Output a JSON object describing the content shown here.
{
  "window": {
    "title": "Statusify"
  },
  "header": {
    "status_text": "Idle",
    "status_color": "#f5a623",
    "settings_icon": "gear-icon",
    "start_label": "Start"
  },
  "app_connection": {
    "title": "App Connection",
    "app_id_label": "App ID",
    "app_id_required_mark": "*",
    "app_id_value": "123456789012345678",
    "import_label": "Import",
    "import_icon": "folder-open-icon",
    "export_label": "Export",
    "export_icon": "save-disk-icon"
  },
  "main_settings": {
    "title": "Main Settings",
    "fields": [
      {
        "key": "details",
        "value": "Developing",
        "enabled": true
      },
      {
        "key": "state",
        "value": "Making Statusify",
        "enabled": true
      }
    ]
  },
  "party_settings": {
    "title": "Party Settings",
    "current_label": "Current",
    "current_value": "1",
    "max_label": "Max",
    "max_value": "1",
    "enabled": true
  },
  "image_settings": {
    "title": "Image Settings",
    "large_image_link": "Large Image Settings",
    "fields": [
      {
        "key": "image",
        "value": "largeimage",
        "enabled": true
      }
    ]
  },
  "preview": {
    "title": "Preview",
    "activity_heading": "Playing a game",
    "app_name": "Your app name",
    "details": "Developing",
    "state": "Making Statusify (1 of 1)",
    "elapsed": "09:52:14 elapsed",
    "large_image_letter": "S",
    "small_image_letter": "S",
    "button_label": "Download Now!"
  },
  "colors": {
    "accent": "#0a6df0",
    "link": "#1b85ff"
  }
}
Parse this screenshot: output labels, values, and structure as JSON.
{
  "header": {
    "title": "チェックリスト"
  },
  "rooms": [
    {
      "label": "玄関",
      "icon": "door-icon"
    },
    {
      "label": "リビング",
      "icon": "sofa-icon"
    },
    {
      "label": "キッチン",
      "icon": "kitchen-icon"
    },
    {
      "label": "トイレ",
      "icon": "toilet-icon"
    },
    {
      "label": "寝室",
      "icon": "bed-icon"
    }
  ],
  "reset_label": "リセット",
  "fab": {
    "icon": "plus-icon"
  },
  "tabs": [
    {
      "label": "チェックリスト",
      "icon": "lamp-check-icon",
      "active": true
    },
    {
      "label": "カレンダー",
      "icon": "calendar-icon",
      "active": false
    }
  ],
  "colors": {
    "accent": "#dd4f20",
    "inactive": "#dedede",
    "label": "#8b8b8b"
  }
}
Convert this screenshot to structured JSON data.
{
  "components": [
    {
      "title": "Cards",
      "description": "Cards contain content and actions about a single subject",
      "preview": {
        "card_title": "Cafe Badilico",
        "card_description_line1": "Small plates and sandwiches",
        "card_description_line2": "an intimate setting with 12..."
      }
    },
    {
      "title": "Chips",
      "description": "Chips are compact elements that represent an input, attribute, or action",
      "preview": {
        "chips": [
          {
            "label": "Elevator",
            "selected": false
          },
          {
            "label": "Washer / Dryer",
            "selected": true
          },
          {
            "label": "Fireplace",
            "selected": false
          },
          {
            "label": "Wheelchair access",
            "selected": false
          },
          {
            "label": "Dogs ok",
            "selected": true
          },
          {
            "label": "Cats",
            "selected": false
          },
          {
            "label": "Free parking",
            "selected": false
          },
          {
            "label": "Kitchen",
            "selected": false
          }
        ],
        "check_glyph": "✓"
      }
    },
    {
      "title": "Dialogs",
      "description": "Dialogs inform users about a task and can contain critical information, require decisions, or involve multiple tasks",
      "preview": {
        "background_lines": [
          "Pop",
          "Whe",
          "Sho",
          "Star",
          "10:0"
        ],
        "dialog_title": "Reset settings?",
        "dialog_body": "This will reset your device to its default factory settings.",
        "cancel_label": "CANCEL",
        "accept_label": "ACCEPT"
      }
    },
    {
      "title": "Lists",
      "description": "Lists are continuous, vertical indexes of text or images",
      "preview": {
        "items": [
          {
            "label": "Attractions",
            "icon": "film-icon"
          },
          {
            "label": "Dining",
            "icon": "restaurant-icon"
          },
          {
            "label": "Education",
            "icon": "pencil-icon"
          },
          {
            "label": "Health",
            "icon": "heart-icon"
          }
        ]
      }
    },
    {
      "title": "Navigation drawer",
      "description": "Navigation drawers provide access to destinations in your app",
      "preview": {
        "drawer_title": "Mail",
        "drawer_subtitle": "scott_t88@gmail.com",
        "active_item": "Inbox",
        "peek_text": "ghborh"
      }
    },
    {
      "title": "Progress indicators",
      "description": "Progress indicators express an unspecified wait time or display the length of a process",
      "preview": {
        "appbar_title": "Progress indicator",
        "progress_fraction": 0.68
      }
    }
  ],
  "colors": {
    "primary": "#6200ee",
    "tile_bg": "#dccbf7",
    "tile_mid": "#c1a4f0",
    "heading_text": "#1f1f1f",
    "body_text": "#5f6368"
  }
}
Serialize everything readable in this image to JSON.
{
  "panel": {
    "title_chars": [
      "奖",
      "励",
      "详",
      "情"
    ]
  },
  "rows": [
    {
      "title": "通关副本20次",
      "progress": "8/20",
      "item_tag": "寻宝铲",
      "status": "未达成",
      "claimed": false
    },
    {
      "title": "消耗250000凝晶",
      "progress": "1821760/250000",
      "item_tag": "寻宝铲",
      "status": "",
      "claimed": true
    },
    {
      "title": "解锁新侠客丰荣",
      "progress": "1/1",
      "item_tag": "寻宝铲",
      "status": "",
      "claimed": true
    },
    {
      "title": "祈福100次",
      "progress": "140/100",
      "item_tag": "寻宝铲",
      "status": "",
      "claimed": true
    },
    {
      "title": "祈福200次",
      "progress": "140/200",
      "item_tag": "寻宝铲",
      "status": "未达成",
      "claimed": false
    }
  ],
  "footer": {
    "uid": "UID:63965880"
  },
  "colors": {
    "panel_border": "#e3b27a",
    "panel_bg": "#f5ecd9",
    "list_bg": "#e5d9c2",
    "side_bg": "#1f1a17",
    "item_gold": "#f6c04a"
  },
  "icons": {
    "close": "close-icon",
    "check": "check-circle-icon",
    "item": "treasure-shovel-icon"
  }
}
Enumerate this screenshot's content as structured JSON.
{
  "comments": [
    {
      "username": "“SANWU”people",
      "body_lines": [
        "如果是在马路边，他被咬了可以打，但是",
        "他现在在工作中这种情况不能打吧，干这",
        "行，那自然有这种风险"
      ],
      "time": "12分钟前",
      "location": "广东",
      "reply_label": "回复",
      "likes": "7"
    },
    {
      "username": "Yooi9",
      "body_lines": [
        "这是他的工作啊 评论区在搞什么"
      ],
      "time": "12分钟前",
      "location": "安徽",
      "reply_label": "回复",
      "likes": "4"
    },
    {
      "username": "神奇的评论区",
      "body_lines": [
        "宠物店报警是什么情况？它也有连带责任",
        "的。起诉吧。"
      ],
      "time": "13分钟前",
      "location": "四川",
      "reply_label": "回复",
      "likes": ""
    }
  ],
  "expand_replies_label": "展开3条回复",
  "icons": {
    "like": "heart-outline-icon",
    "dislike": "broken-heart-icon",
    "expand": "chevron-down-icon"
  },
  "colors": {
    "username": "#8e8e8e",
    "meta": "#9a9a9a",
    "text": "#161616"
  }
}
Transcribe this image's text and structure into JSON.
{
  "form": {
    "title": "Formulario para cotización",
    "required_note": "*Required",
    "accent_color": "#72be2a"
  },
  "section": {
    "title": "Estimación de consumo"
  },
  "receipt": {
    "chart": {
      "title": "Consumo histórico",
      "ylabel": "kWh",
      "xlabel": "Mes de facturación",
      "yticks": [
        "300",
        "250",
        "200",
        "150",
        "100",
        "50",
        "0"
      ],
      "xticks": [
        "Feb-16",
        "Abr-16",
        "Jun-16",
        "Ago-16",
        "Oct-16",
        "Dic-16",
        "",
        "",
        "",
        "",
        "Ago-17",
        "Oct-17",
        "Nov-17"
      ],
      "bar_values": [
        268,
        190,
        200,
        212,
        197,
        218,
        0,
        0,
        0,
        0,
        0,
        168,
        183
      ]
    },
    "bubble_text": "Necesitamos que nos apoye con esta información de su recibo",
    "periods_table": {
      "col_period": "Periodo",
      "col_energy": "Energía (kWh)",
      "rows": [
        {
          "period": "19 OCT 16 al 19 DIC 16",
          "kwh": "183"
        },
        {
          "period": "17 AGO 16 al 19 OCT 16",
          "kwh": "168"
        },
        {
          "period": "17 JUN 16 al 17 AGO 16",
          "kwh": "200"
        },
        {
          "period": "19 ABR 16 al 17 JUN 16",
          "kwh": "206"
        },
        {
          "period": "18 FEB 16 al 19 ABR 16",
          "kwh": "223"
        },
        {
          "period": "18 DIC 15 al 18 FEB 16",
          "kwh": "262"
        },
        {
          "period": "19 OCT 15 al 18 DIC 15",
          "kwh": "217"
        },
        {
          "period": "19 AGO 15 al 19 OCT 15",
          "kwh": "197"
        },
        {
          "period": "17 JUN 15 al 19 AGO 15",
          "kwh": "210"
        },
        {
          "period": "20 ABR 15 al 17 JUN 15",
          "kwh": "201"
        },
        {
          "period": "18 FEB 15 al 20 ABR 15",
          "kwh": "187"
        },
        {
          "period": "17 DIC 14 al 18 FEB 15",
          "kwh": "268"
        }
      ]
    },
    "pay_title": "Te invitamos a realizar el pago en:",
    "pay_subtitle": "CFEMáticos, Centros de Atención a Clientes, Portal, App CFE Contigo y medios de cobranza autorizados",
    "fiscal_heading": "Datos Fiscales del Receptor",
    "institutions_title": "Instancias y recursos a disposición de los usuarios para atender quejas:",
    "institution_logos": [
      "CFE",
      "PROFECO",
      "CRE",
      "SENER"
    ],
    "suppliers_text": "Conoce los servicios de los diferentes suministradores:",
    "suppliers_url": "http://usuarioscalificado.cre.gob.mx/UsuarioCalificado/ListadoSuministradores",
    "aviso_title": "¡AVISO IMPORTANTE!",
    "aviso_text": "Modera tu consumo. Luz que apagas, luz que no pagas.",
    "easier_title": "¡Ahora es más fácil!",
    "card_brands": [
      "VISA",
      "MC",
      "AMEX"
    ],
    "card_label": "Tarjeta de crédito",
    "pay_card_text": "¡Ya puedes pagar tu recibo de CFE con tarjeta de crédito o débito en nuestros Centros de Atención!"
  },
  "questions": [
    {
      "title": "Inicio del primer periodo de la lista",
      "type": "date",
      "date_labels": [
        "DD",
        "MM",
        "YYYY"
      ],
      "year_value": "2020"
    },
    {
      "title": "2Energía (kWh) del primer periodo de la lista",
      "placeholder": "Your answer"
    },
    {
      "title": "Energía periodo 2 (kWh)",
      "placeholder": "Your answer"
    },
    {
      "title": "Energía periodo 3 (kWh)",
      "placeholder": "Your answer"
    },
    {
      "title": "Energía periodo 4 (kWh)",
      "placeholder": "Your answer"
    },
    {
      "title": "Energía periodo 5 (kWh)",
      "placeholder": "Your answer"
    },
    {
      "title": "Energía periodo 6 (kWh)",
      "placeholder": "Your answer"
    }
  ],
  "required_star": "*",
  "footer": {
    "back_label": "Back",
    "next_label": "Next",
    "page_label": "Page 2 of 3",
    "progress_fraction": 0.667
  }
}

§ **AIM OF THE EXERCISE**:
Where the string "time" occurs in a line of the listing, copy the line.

§ **EXPECTED ANSWER**:
      "description": "Progress indicators express an unspecified wait time or display the length of a process",
      "time": "12分钟前",
      "time": "12分钟前",
      "time": "13分钟前",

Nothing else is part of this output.